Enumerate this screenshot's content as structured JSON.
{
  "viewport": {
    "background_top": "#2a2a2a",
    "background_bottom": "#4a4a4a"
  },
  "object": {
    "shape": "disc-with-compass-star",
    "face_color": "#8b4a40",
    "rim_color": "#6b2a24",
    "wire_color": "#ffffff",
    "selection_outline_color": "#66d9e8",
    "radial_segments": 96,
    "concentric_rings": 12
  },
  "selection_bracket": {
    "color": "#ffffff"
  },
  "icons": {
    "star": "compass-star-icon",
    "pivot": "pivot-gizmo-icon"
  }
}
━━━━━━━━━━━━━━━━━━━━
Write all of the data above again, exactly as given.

• Reply
Enumerate this screenshot's content as structured JSON.
{
  "viewport": {
    "background_top": "#2a2a2a",
    "background_bottom": "#4a4a4a"
  },
  "object": {
    "shape": "disc-with-compass-star",
    "face_color": "#8b4a40",
    "rim_color": "#6b2a24",
    "wire_color": "#ffffff",
    "selection_outline_color": "#66d9e8",
    "radial_segments": 96,
    "concentric_rings": 12
  },
  "selection_bracket": {
    "color": "#ffffff"
  },
  "icons": {
    "star": "compass-star-icon",
    "pivot": "pivot-gizmo-icon"
  }
}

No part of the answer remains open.